Collection entries

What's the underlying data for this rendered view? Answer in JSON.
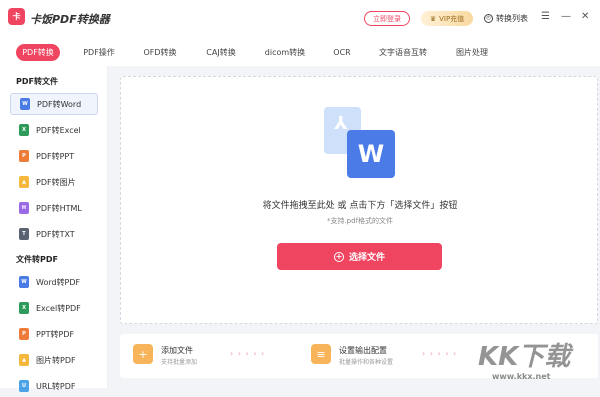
{
  "header": {
    "logo_icon": "卡",
    "app_title": "卡饭PDF转换器",
    "login_label": "立即登录",
    "vip_icon": "crown-icon",
    "vip_label": "VIP充值",
    "conv_list_label": "转换列表",
    "menu_icon": "☰",
    "minimize_icon": "—",
    "close_icon": "✕",
    "accent": "#ef4560"
  },
  "tabs": [
    {
      "label": "PDF转换"
    },
    {
      "label": "PDF操作"
    },
    {
      "label": "OFD转换"
    },
    {
      "label": "CAJ转换"
    },
    {
      "label": "dicom转换"
    },
    {
      "label": "OCR"
    },
    {
      "label": "文字语音互转"
    },
    {
      "label": "图片处理"
    }
  ],
  "sidebar": {
    "section1_title": "PDF转文件",
    "section2_title": "文件转PDF",
    "items1": [
      {
        "label": "PDF转Word",
        "icon": "W",
        "color": "#4a7be6"
      },
      {
        "label": "PDF转Excel",
        "icon": "X",
        "color": "#2e9b5a"
      },
      {
        "label": "PDF转PPT",
        "icon": "P",
        "color": "#ef7b3a"
      },
      {
        "label": "PDF转图片",
        "icon": "▲",
        "color": "#f5b83d"
      },
      {
        "label": "PDF转HTML",
        "icon": "H",
        "color": "#9b6be6"
      },
      {
        "label": "PDF转TXT",
        "icon": "T",
        "color": "#5a6170"
      }
    ],
    "items2": [
      {
        "label": "Word转PDF",
        "icon": "W",
        "color": "#4a7be6"
      },
      {
        "label": "Excel转PDF",
        "icon": "X",
        "color": "#2e9b5a"
      },
      {
        "label": "PPT转PDF",
        "icon": "P",
        "color": "#ef7b3a"
      },
      {
        "label": "图片转PDF",
        "icon": "▲",
        "color": "#f5b83d"
      },
      {
        "label": "URL转PDF",
        "icon": "U",
        "color": "#4aa3e6"
      }
    ]
  },
  "main": {
    "icon_back": "pdf-file-icon",
    "icon_front": "W",
    "drop_text": "将文件拖拽至此处 或 点击下方「选择文件」按钮",
    "drop_sub": "*支持.pdf格式的文件",
    "select_label": "选择文件",
    "plus": "+"
  },
  "bottom": {
    "add_title": "添加文件",
    "add_sub": "支持批量添加",
    "settings_title": "设置输出配置",
    "settings_sub": "批量操作和各种设置",
    "arrows": "› › › › ›"
  },
  "watermark": {
    "text": "KK下载",
    "url": "www.kkx.net"
  }
}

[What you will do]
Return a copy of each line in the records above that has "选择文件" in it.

[Response area]
    "drop_text": "将文件拖拽至此处 或 点击下方「选择文件」按钮",
    "select_label": "选择文件",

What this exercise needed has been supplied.